Supplied information START

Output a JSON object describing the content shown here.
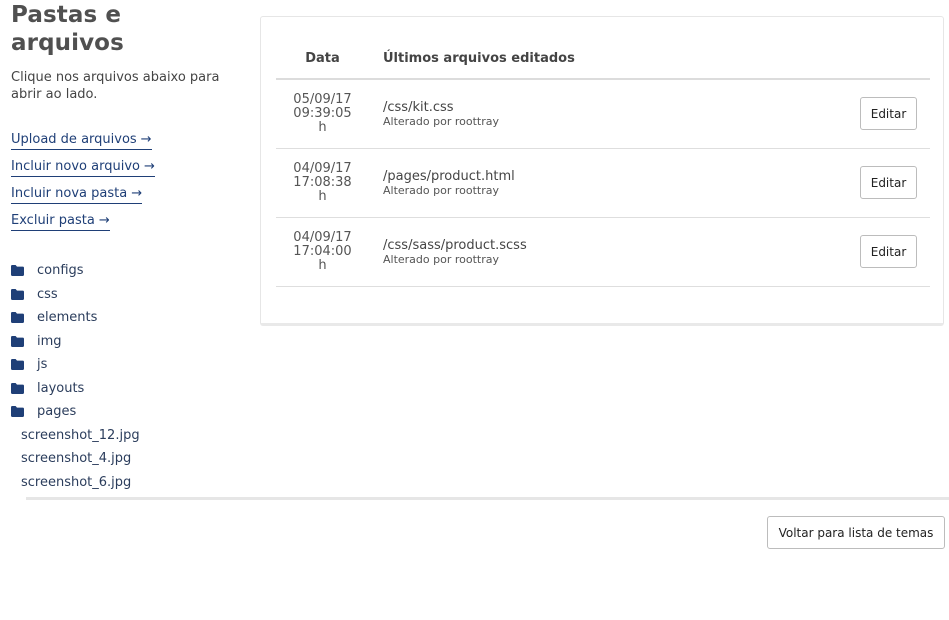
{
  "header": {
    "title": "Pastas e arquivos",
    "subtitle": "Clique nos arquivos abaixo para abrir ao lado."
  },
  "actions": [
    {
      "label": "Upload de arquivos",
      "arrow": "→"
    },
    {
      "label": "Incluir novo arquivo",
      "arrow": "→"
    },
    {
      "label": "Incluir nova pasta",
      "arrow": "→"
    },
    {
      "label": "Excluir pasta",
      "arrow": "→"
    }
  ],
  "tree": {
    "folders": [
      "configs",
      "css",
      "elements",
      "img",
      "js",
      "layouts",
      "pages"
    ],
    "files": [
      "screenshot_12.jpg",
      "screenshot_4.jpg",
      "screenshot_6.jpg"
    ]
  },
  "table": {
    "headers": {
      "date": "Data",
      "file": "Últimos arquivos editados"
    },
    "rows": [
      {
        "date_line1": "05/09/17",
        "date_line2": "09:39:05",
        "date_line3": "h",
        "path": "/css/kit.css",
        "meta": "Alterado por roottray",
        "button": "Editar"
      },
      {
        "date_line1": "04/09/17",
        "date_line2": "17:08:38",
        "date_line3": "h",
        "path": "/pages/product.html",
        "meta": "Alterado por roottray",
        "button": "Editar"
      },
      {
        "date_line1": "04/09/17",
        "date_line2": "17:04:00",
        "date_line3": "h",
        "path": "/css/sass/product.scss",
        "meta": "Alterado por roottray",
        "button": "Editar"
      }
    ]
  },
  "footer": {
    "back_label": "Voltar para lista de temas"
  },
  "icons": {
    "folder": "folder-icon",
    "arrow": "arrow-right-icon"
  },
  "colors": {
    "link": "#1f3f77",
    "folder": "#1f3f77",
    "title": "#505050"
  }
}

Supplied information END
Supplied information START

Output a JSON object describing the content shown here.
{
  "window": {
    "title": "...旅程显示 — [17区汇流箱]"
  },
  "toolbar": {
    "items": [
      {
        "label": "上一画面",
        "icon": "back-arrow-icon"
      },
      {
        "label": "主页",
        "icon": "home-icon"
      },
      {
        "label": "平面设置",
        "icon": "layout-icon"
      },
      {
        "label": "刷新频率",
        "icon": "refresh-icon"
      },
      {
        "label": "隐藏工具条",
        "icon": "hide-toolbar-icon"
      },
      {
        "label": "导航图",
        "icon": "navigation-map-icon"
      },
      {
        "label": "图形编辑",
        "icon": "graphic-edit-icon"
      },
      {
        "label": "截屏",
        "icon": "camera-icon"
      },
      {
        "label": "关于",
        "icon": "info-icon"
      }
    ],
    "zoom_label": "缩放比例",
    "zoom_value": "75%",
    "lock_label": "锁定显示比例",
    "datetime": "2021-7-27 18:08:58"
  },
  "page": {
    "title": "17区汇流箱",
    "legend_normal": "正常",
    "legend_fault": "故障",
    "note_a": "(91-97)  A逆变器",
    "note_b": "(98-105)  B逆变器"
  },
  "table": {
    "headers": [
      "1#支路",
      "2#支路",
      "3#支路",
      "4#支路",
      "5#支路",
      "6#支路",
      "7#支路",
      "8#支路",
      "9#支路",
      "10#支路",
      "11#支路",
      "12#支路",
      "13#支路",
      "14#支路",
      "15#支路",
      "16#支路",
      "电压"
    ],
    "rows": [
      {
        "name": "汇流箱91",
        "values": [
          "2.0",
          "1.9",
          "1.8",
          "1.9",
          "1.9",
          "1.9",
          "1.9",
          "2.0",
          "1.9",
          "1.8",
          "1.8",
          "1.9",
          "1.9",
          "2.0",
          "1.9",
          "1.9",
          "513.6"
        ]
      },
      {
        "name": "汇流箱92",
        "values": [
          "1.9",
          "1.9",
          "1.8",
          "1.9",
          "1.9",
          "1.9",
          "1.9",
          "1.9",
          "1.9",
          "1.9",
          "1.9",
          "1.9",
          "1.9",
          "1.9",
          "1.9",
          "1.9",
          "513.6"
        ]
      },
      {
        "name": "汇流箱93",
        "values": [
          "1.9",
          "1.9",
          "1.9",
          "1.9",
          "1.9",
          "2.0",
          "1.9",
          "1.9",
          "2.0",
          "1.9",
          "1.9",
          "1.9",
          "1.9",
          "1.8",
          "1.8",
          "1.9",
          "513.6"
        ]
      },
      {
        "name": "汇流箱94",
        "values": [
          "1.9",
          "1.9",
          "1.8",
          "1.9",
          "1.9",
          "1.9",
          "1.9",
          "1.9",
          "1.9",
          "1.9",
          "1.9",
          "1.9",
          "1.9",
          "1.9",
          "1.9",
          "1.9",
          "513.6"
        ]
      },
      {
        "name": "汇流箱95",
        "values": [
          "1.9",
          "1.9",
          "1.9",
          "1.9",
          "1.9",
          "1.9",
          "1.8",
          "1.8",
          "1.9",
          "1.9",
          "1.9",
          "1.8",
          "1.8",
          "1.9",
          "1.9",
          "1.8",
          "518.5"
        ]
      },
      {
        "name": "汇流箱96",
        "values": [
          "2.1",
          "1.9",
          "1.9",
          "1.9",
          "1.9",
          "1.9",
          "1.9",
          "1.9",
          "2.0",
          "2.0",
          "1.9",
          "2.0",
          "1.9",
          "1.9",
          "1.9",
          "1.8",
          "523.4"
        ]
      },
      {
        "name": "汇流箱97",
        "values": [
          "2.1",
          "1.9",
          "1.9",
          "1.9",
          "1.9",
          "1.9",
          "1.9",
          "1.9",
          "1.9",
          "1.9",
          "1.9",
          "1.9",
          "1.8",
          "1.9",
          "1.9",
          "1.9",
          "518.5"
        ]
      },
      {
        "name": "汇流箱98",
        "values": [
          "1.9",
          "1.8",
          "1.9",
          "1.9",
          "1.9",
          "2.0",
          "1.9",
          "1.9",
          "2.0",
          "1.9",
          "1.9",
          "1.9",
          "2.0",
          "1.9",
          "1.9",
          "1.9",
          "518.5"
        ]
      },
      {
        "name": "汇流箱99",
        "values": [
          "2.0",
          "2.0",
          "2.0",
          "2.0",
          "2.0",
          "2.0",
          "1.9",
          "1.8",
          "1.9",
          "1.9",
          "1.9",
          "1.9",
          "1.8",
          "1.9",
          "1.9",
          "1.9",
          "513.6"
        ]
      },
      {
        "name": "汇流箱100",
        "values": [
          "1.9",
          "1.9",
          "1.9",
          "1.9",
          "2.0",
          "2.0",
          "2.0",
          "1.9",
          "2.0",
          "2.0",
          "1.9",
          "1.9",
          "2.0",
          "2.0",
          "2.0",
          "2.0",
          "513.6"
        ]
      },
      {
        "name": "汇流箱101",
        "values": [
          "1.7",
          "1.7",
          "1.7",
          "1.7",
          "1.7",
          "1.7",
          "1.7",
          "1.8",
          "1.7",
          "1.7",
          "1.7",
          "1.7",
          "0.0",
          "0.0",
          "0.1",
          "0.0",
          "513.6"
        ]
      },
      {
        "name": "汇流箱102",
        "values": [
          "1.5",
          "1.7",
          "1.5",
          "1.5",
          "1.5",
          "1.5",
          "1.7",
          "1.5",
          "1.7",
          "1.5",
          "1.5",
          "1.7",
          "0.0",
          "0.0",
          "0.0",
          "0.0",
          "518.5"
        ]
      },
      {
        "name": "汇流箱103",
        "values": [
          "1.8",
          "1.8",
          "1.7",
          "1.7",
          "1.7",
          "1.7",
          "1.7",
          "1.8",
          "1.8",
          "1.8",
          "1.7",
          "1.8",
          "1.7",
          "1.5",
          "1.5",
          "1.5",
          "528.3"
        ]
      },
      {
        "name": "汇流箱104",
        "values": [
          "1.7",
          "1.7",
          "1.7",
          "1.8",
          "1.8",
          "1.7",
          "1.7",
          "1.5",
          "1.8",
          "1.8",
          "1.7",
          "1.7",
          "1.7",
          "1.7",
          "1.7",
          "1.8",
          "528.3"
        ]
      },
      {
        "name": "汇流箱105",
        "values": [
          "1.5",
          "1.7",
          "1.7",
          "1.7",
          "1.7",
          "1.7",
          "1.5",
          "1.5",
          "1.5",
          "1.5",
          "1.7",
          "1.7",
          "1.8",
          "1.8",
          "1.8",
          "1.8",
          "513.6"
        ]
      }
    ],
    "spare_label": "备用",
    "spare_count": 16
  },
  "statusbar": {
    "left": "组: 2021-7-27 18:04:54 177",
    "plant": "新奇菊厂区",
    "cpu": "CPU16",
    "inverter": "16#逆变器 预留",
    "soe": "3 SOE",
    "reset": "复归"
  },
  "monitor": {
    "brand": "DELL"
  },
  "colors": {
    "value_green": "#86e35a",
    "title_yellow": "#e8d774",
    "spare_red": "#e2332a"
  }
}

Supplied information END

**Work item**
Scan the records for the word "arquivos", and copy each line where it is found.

**Answer for this exercise**
    "title": "Pastas e arquivos",
    "subtitle": "Clique nos arquivos abaixo para abrir ao lado."
      "label": "Upload de arquivos",
      "file": "Últimos arquivos editados"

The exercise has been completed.